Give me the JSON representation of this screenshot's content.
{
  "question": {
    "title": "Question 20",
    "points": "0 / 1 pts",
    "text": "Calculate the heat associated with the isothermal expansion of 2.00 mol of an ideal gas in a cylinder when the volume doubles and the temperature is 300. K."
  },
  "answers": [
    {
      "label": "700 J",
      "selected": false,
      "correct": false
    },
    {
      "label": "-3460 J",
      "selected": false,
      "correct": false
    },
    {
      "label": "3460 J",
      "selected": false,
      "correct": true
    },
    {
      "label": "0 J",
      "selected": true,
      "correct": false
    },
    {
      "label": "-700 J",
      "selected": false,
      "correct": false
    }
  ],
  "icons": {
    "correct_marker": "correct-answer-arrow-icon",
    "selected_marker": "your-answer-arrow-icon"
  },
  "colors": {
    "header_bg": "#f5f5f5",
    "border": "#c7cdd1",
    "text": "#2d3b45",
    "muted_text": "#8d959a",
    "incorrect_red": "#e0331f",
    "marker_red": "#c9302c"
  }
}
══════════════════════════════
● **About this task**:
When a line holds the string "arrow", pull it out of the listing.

● **Answer to this task**:
    "correct_marker": "correct-answer-arrow-icon",
    "selected_marker": "your-answer-arrow-icon"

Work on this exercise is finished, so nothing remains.